I have to say that I'm getting a little tired of hearing people complain about Raw's PG rating and how it is presented as the bane of all of the WWE's problems.
I'd like to start by asking the anti-PG troupe a few questions. Are you really that myopic? Do you actually believe that because the TV rating says PG that means that the show cannot possibly be any good? Or barring that, do you actually believe that the show is hampered by the rating?
If you've answered yes to any of those questions you have, to quote Jim Morrison, taken a shortcut to thinking.
The truth of the matter is that lazy writing and complacency are the current downfalls of the wrestling industry, not the rating. Actually, in terms of what a PG rating is, the WWE already drastically pushes the boundaries of what is acceptable. Let's look at an excerpt from the definition of what a PG movie can be:
These films are generally inappropriate for young children and may contain milder swear words, crude or suggestive humor, short and infrequent horror moments and/or mild violence.
As we can see, in terms of violence the WWE already far and away exceeds the boundaries of the PG rating simply by virtue of what they are as a product. If they were truly handicapped by a PG rating then wrestling as we know it would cease to exist. In short, what goes on in a WWE ring well and truly surpasses what would be considered mild violence.
I contend that by simply exceeding the acceptable limits on violence contained within a PG rating I have established that quite simply, the WWE and their story telling capabilities are no more hampered by their PG rating than their in ring violence is.
Having now shown that the "WWE sucks because it's PG" argument is rubbish we can move on to the meat of the issue at hand as opposed to hunting down Snipe.
What, aside from the content rating is the difference between the WWE today and the WWE from 1996 through till circa 2001?
The answers are surprisingly simple to find when you consider the large quantity of people who squawk about how badly the show sucks and consistently miss the mark as to what the issue really is.
If we are to compare and contrast Raw today with Raw from 15 years ago the biggest difference you'll see is not in the contrast in language and content but the sheer amount of attention to detail that was paid during that time. This clearly illustrates the laziness and complacency of our current era.
During the Attitude Era it didn't matter who your favourite wrestler was. Regardless of whether you were a fan of lower card guys like The Blue Meanie and Crash Holly or a fan of the main event guys like Steve Austin and The Undertaker you had something to be invested in because everyone was doing something. They each had something that you could follow along with whether they were in the main event or opening the show.
Compare that to today when typically only the main event players are given story lines and even then they are largely skin and bones stories that the wrestlers themselves aren't even permitted to flesh out and give further depth because everything possible in the WWE is controlled and scripted to such a degree that it takes a remarkable event to be able to break the mold. Even then there is no guarantee that that depth will continue because there is no reason to. What does the WWE have to fear in the current moment from their complacency? Fans turning over in droves to TNA? Not likely. Despite TNA's recent spate of quality shows they have built up so much ill will towards their brand that it will take a truly remarkable event of their own to draw eyes back to their show and truly begin building back up any good will that they've squandered.
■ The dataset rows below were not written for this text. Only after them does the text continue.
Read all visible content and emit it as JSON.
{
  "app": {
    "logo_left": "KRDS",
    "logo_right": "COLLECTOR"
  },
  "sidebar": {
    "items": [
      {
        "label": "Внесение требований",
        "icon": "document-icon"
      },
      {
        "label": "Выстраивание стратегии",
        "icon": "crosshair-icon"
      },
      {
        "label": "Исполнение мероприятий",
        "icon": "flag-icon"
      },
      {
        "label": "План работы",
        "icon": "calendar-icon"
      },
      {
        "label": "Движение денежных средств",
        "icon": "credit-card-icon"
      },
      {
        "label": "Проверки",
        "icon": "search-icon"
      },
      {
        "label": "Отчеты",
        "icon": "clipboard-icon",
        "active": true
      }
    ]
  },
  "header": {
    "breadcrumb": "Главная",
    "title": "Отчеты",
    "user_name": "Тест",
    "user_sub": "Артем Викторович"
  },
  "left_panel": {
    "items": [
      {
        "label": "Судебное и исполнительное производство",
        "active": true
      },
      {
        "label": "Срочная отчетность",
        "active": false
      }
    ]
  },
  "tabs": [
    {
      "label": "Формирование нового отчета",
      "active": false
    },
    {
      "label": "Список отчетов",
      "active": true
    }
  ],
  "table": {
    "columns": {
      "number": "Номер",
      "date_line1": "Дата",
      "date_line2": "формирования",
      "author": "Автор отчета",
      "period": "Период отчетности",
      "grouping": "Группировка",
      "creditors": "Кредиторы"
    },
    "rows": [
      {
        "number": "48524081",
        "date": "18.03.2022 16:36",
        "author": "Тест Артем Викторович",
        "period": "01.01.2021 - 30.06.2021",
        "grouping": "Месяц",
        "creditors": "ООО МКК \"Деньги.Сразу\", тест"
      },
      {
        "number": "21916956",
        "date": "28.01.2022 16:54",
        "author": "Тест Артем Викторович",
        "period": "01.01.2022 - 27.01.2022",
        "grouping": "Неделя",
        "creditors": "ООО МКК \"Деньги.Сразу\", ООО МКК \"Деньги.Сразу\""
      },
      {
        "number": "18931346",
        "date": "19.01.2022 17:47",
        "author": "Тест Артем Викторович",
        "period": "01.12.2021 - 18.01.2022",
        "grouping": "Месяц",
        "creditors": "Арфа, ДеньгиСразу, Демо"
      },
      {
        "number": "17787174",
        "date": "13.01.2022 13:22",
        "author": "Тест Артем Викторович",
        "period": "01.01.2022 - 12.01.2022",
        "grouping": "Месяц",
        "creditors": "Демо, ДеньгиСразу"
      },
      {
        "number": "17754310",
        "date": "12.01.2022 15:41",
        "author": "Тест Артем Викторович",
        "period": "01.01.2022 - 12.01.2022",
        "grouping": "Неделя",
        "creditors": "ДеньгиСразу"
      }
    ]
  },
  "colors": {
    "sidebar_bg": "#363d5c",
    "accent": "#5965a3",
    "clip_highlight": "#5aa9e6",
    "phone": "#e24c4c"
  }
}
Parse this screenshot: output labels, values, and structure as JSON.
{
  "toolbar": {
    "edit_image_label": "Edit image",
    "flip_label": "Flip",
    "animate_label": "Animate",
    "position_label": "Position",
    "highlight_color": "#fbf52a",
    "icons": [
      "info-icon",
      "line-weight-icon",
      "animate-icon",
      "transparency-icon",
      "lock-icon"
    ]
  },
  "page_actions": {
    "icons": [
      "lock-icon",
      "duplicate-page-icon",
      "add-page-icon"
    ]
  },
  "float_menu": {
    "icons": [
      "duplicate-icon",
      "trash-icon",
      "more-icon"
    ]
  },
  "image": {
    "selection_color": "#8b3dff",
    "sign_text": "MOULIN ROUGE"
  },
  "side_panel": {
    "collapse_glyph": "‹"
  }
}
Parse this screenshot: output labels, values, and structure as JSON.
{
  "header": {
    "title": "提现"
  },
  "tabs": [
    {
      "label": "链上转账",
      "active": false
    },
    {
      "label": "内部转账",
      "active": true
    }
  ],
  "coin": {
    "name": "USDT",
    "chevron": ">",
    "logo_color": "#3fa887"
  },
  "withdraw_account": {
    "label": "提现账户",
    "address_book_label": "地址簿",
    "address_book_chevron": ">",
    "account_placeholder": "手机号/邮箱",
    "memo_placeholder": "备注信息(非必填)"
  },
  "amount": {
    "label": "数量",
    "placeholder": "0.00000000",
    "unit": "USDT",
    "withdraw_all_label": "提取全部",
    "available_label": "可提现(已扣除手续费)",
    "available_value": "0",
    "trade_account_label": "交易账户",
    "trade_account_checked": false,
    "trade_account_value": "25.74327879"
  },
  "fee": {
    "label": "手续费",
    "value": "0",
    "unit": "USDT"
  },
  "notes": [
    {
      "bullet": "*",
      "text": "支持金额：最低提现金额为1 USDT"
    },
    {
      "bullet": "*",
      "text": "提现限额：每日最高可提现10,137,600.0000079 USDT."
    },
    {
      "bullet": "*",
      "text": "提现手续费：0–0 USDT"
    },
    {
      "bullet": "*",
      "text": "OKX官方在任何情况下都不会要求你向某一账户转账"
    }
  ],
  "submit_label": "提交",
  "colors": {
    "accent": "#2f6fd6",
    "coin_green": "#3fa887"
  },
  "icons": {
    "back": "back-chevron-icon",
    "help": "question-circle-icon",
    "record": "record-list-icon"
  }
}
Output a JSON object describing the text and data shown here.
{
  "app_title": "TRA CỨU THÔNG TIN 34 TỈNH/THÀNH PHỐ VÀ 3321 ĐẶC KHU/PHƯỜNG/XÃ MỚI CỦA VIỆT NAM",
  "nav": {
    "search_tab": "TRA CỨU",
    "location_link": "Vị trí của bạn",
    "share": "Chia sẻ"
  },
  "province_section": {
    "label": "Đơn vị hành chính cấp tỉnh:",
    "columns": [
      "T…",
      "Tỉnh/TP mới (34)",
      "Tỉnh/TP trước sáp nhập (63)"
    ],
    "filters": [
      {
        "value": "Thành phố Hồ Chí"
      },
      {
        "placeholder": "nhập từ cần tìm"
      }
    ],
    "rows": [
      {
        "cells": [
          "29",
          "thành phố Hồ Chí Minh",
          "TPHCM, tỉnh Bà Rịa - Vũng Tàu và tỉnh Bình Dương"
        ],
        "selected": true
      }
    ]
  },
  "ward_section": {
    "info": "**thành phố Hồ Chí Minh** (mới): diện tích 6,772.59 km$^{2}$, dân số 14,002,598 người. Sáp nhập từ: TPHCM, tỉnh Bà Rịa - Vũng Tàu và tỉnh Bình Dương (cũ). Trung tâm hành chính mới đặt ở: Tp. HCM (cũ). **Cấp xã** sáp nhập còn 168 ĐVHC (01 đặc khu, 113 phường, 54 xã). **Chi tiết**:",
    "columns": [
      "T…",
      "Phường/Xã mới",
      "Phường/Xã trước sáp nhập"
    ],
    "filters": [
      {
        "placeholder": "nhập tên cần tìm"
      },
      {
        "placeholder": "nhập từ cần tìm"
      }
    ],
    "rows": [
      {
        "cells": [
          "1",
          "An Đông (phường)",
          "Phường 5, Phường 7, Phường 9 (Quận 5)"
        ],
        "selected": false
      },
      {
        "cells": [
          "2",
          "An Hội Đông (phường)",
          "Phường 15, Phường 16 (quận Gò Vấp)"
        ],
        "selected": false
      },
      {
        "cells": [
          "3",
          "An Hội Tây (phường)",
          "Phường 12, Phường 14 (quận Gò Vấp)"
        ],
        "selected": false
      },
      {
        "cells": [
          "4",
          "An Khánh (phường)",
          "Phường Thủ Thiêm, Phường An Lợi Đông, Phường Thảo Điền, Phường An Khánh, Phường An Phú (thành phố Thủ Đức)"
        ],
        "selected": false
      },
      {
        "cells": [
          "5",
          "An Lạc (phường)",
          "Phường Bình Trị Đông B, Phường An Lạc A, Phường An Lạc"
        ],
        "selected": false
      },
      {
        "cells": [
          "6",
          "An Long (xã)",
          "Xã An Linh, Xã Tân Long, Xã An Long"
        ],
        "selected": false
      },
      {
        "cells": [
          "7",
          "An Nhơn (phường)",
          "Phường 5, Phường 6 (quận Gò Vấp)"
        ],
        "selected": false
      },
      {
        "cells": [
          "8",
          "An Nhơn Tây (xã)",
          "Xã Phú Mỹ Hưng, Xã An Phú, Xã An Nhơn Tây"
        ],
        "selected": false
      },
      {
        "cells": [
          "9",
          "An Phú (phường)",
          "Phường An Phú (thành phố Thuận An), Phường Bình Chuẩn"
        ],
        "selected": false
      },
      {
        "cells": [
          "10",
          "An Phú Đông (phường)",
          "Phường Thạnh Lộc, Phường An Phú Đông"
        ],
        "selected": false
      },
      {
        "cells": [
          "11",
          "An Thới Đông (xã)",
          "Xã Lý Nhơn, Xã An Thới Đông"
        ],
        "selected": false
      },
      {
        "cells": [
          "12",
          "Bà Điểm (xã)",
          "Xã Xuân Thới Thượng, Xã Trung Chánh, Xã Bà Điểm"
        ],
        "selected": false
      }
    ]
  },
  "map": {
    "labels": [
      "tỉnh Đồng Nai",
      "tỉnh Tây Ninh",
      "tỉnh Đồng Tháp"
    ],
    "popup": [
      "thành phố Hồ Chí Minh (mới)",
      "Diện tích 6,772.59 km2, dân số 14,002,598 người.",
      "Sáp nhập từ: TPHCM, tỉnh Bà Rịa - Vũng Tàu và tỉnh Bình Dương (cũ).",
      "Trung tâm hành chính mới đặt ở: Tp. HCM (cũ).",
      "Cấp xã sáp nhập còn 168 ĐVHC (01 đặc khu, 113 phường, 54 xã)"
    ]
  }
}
This laziness will certainly have longer reaching consequences in the future as well. The under card wrestlers, who suffer the worst from these failings, are generally the guys who are considered to be on their way up in the world of the pro wrestling. They are the people that the future will be built around. Without any sort of hook to get the fans to cheer for them or boo them they are left to languish in the under card, most of them indistinguishable from one another, while people wonder why none of them are stepping up to the plate to increase their value within the hierarchy of the company. Moreover, even those that do take the initiative (see: Zack Ryder) and manage to separate themselves from the pack are hampered by the fact that they dared take their futures into their own hands.
As it stands today the future of the WWE is bleak. I'm not going to Chicken Little this article by claiming that the WWE is in a do or die situation where the company is at stake but creatively, the skies are dark and stormy and it shows no sign of letting up any time soon.
None of this though is because of the rating of a television show. It's because of good old fashioned laziness and nothing more. So let us put this tired old meme to bed and let's place the blame squarely where it belongs, not on a couple of letters.